Images are to be excluded from the copy, and the records below reproduced word for word.

====== RECORDS SHOWN

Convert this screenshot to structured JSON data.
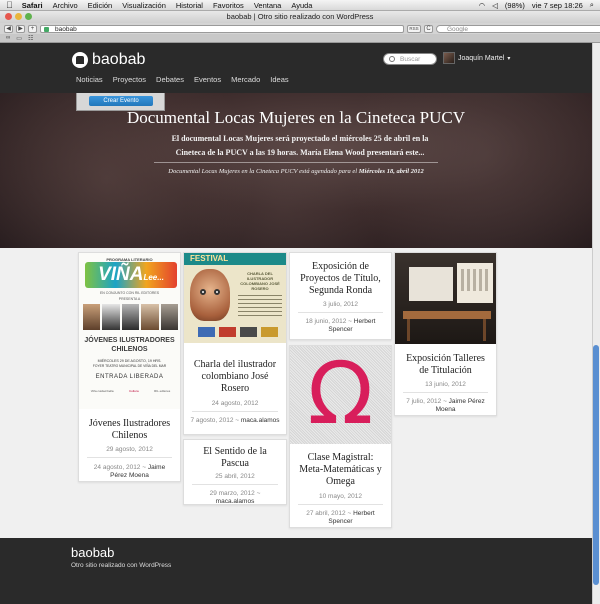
{
  "menubar": {
    "items": [
      "Safari",
      "Archivo",
      "Edición",
      "Visualización",
      "Historial",
      "Favoritos",
      "Ventana",
      "Ayuda"
    ],
    "battery": "(98%)",
    "clock": "vie 7 sep  18:26"
  },
  "window": {
    "title": "baobab | Otro sitio realizado con WordPress"
  },
  "toolbar": {
    "url": "baobab",
    "reload": "C",
    "rss": "RSS",
    "search_placeholder": "Google"
  },
  "site": {
    "logo": "baobab",
    "nav": [
      "Noticias",
      "Proyectos",
      "Debates",
      "Eventos",
      "Mercado",
      "Ideas"
    ],
    "search_placeholder": "Buscar",
    "user_name": "Joaquín Martel",
    "user_chevron": "▾"
  },
  "create_event": {
    "label": "Crear Evento"
  },
  "hero": {
    "title": "Documental Locas Mujeres en la Cineteca PUCV",
    "description": "El documental Locas Mujeres será proyectado el miércoles 25 de abril en la Cineteca de la PUCV a las 19 horas. María Elena Wood presentará este...",
    "meta_prefix": "Documental Locas Mujeres en la Cineteca PUCV está agendado para el",
    "meta_date": "Miércoles 18, abril 2012"
  },
  "cards": [
    {
      "title": "Jóvenes Ilustradores Chilenos",
      "date": "29 agosto, 2012",
      "meta_date": "24 agosto, 2012",
      "author": "Jaime Pérez Moena"
    },
    {
      "title": "Charla del ilustrador colombiano José Rosero",
      "date": "24 agosto, 2012",
      "meta_date": "7 agosto, 2012",
      "author": "maca.alamos"
    },
    {
      "title": "El Sentido de la Pascua",
      "date": "25 abril, 2012",
      "meta_date": "29 marzo, 2012",
      "author": "maca.alamos"
    },
    {
      "title": "Exposición de Proyectos de Título, Segunda Ronda",
      "date": "3 julio, 2012",
      "meta_date": "18 junio, 2012",
      "author": "Herbert Spencer"
    },
    {
      "title": "Clase Magistral: Meta-Matemáticas y Omega",
      "date": "10 mayo, 2012",
      "meta_date": "27 abril, 2012",
      "author": "Herbert Spencer"
    },
    {
      "title": "Exposición Talleres de Titulación",
      "date": "13 junio, 2012",
      "meta_date": "7 julio, 2012",
      "author": "Jaime Pérez Moena"
    }
  ],
  "meta_sep": "~",
  "poster1": {
    "top": "PROGRAMA LITERARIO",
    "brand": "VIÑA",
    "brand2": "Lee...",
    "sub": "EN CONJUNTO CON RIL EDITORES",
    "presents": "PRESENTA A",
    "heading1": "JÓVENES ILUSTRADORES",
    "heading2": "CHILENOS",
    "when": "MIÉRCOLES 29 DE AGOSTO, 19 HRS.",
    "where": "FOYER TEATRO MUNICIPAL DE VIÑA DEL MAR",
    "free": "ENTRADA LIBERADA",
    "logos": [
      "Viña cuidad bella",
      "Cultura",
      "RIL editores"
    ]
  },
  "poster2": {
    "top": "FESTIVAL",
    "title": "CHARLA DEL ILUSTRADOR COLOMBIANO JOSÉ ROSERO"
  },
  "omega": {
    "glyph": "Ω"
  },
  "footer": {
    "logo": "baobab",
    "text": "Otro sitio realizado con WordPress"
  }
}
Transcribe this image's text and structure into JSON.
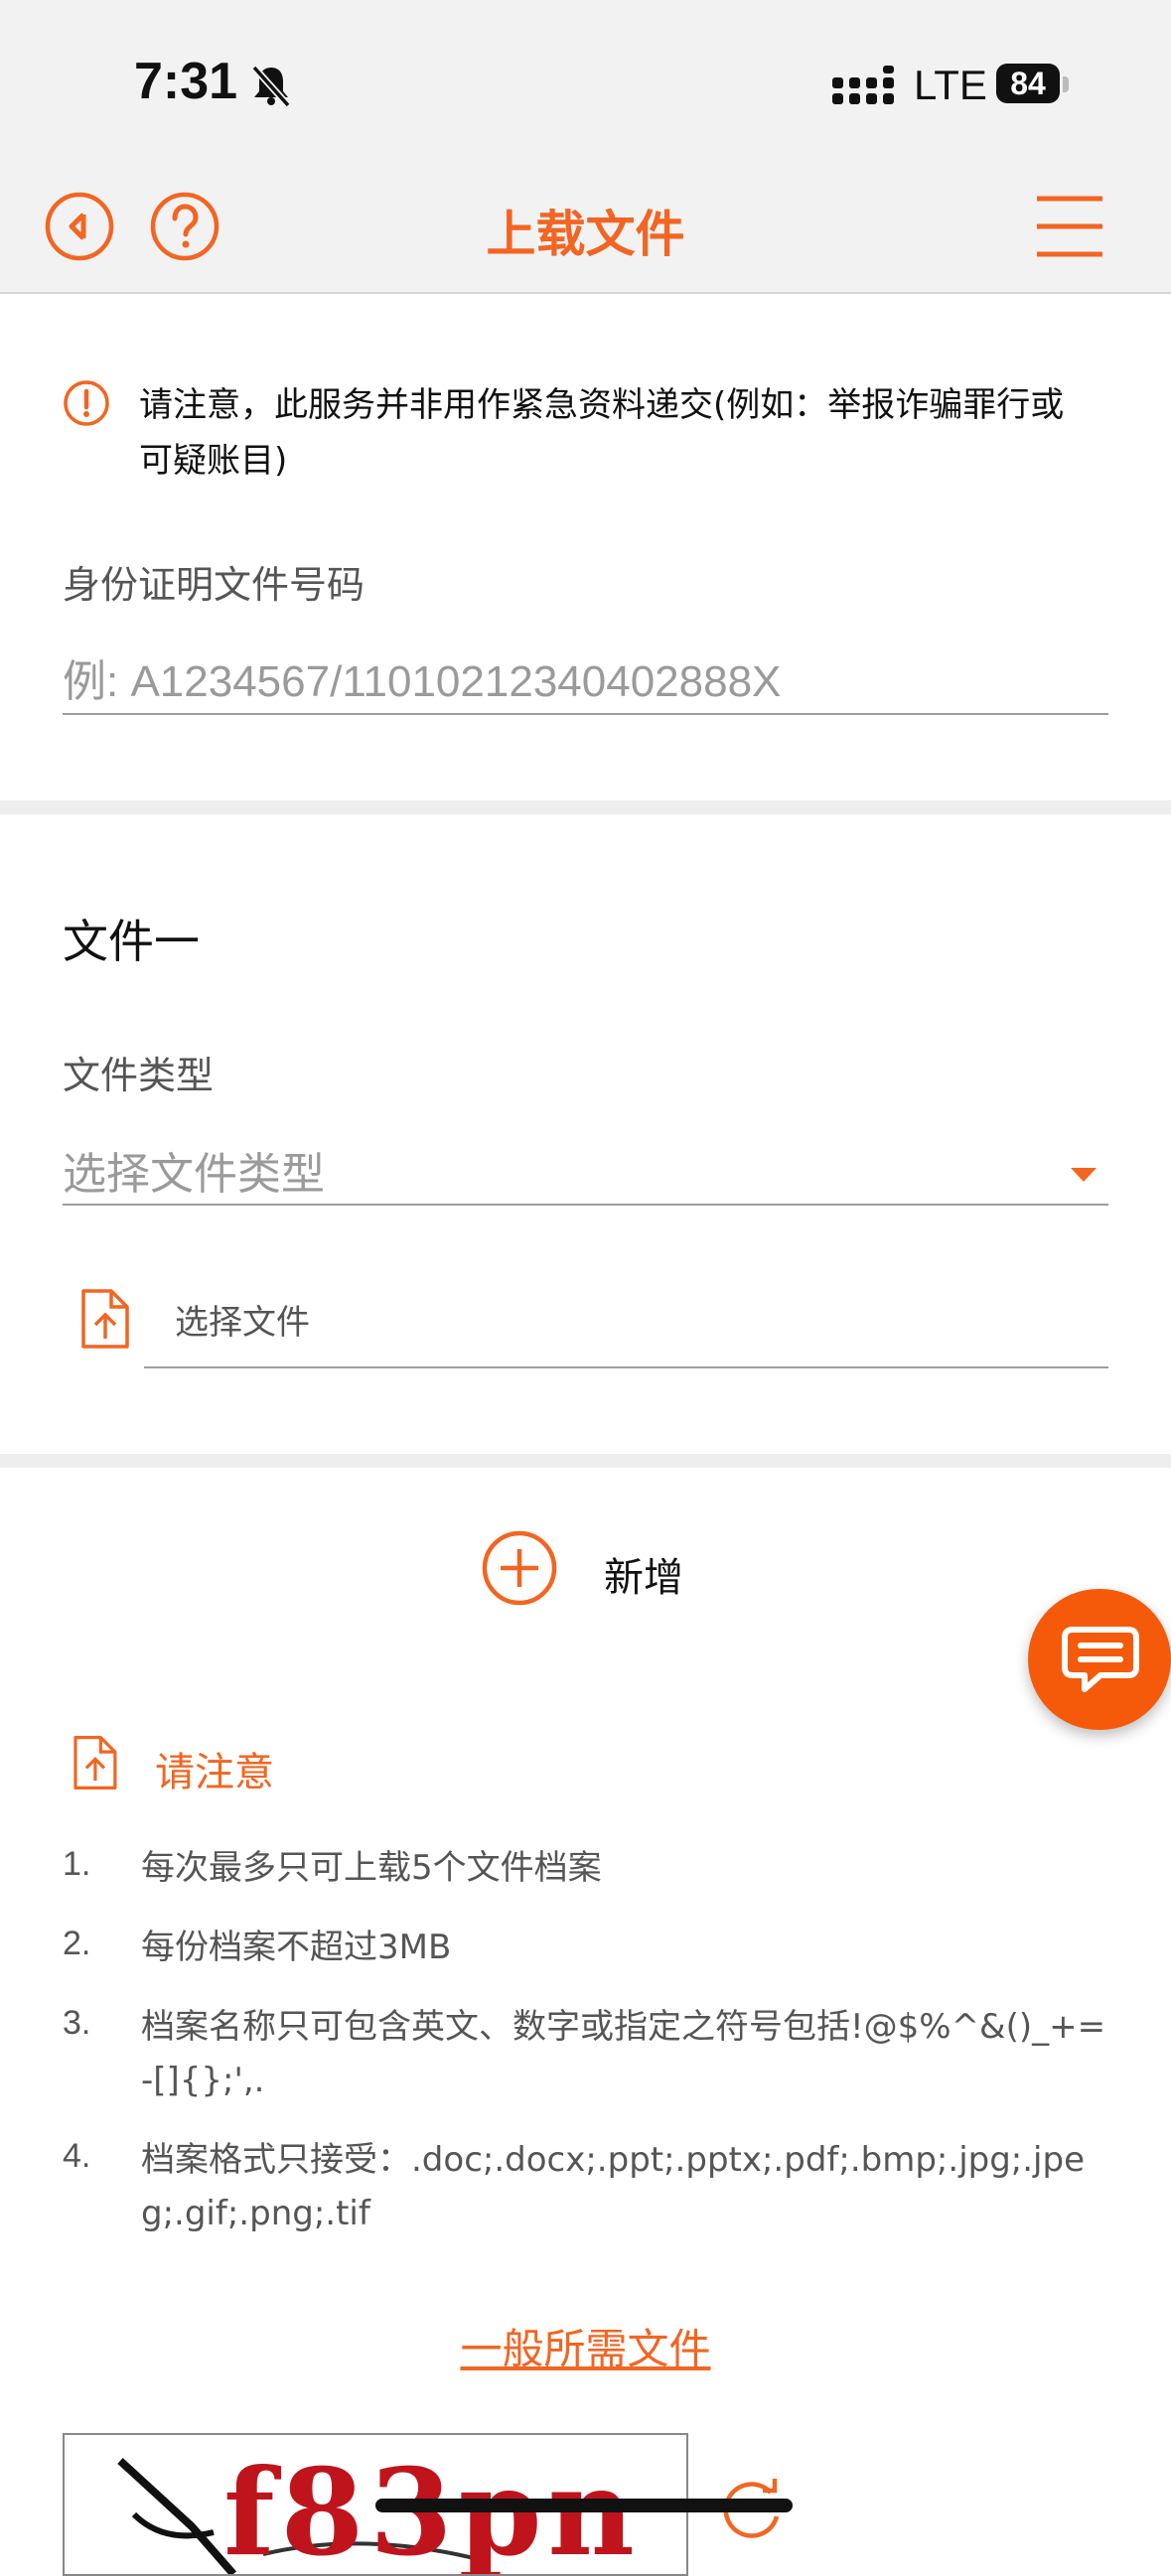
{
  "status_bar": {
    "time": "7:31",
    "network": "LTE",
    "battery": "84"
  },
  "header": {
    "title": "上载文件",
    "back_icon": "back-arrow-circle-icon",
    "help_icon": "question-circle-icon",
    "menu_icon": "hamburger-menu-icon"
  },
  "notice": {
    "text": "请注意，此服务并非用作紧急资料递交(例如：举报诈骗罪行或可疑账目)"
  },
  "id_field": {
    "label": "身份证明文件号码",
    "placeholder": "例: A1234567/11010212340402888X"
  },
  "document": {
    "title": "文件一",
    "type_label": "文件类型",
    "type_placeholder": "选择文件类型",
    "choose_file_label": "选择文件"
  },
  "add_button": {
    "label": "新增"
  },
  "notes": {
    "title": "请注意",
    "items": [
      {
        "num": "1.",
        "text": "每次最多只可上载5个文件档案"
      },
      {
        "num": "2.",
        "text": "每份档案不超过3MB"
      },
      {
        "num": "3.",
        "text": "档案名称只可包含英文、数字或指定之符号包括!@$%^&()_+=-[]{};',."
      },
      {
        "num": "4.",
        "text": "档案格式只接受：.doc;.docx;.ppt;.pptx;.pdf;.bmp;.jpg;.jpeg;.gif;.png;.tif"
      }
    ]
  },
  "general_docs_link": "一般所需文件",
  "captcha": {
    "text": "f83pn"
  },
  "colors": {
    "accent": "#f26522",
    "chat_button": "#f55a0a",
    "bar_bg": "#f2f2f2"
  }
}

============

» SOLUTION FOR THIS PROBLEM
Convert this screenshot to structured JSON data.
{
  "menubar": {
    "items": [
      "Safari",
      "Archivo",
      "Edición",
      "Visualización",
      "Historial",
      "Favoritos",
      "Ventana",
      "Ayuda"
    ],
    "battery": "(98%)",
    "clock": "vie 7 sep  18:26"
  },
  "window": {
    "title": "baobab | Otro sitio realizado con WordPress"
  },
  "toolbar": {
    "url": "baobab",
    "reload": "C",
    "rss": "RSS",
    "search_placeholder": "Google"
  },
  "site": {
    "logo": "baobab",
    "nav": [
      "Noticias",
      "Proyectos",
      "Debates",
      "Eventos",
      "Mercado",
      "Ideas"
    ],
    "search_placeholder": "Buscar",
    "user_name": "Joaquín Martel",
    "user_chevron": "▾"
  },
  "create_event": {
    "label": "Crear Evento"
  },
  "hero": {
    "title": "Documental Locas Mujeres en la Cineteca PUCV",
    "description": "El documental Locas Mujeres será proyectado el miércoles 25 de abril en la Cineteca de la PUCV a las 19 horas. María Elena Wood presentará este...",
    "meta_prefix": "Documental Locas Mujeres en la Cineteca PUCV está agendado para el",
    "meta_date": "Miércoles 18, abril 2012"
  },
  "cards": [
    {
      "title": "Jóvenes Ilustradores Chilenos",
      "date": "29 agosto, 2012",
      "meta_date": "24 agosto, 2012",
      "author": "Jaime Pérez Moena"
    },
    {
      "title": "Charla del ilustrador colombiano José Rosero",
      "date": "24 agosto, 2012",
      "meta_date": "7 agosto, 2012",
      "author": "maca.alamos"
    },
    {
      "title": "El Sentido de la Pascua",
      "date": "25 abril, 2012",
      "meta_date": "29 marzo, 2012",
      "author": "maca.alamos"
    },
    {
      "title": "Exposición de Proyectos de Título, Segunda Ronda",
      "date": "3 julio, 2012",
      "meta_date": "18 junio, 2012",
      "author": "Herbert Spencer"
    },
    {
      "title": "Clase Magistral: Meta-Matemáticas y Omega",
      "date": "10 mayo, 2012",
      "meta_date": "27 abril, 2012",
      "author": "Herbert Spencer"
    },
    {
      "title": "Exposición Talleres de Titulación",
      "date": "13 junio, 2012",
      "meta_date": "7 julio, 2012",
      "author": "Jaime Pérez Moena"
    }
  ],
  "meta_sep": "~",
  "poster1": {
    "top": "PROGRAMA LITERARIO",
    "brand": "VIÑA",
    "brand2": "Lee...",
    "sub": "EN CONJUNTO CON RIL EDITORES",
    "presents": "PRESENTA A",
    "heading1": "JÓVENES ILUSTRADORES",
    "heading2": "CHILENOS",
    "when": "MIÉRCOLES 29 DE AGOSTO, 19 HRS.",
    "where": "FOYER TEATRO MUNICIPAL DE VIÑA DEL MAR",
    "free": "ENTRADA LIBERADA",
    "logos": [
      "Viña cuidad bella",
      "Cultura",
      "RIL editores"
    ]
  },
  "poster2": {
    "top": "FESTIVAL",
    "title": "CHARLA DEL ILUSTRADOR COLOMBIANO JOSÉ ROSERO"
  },
  "omega": {
    "glyph": "Ω"
  },
  "footer": {
    "logo": "baobab",
    "text": "Otro sitio realizado con WordPress"
  }
}
Transcribe this image's text and structure into JSON.
{
  "status_bar": {
    "time": "7:31",
    "network": "LTE",
    "battery": "84"
  },
  "header": {
    "title": "上载文件",
    "back_icon": "back-arrow-circle-icon",
    "help_icon": "question-circle-icon",
    "menu_icon": "hamburger-menu-icon"
  },
  "notice": {
    "text": "请注意，此服务并非用作紧急资料递交(例如：举报诈骗罪行或可疑账目)"
  },
  "id_field": {
    "label": "身份证明文件号码",
    "placeholder": "例: A1234567/11010212340402888X"
  },
  "document": {
    "title": "文件一",
    "type_label": "文件类型",
    "type_placeholder": "选择文件类型",
    "choose_file_label": "选择文件"
  },
  "add_button": {
    "label": "新增"
  },
  "notes": {
    "title": "请注意",
    "items": [
      {
        "num": "1.",
        "text": "每次最多只可上载5个文件档案"
      },
      {
        "num": "2.",
        "text": "每份档案不超过3MB"
      },
      {
        "num": "3.",
        "text": "档案名称只可包含英文、数字或指定之符号包括!@$%^&()_+=-[]{};',."
      },
      {
        "num": "4.",
        "text": "档案格式只接受：.doc;.docx;.ppt;.pptx;.pdf;.bmp;.jpg;.jpeg;.gif;.png;.tif"
      }
    ]
  },
  "general_docs_link": "一般所需文件",
  "captcha": {
    "text": "f83pn"
  },
  "colors": {
    "accent": "#f26522",
    "chat_button": "#f55a0a",
    "bar_bg": "#f2f2f2"
  }
}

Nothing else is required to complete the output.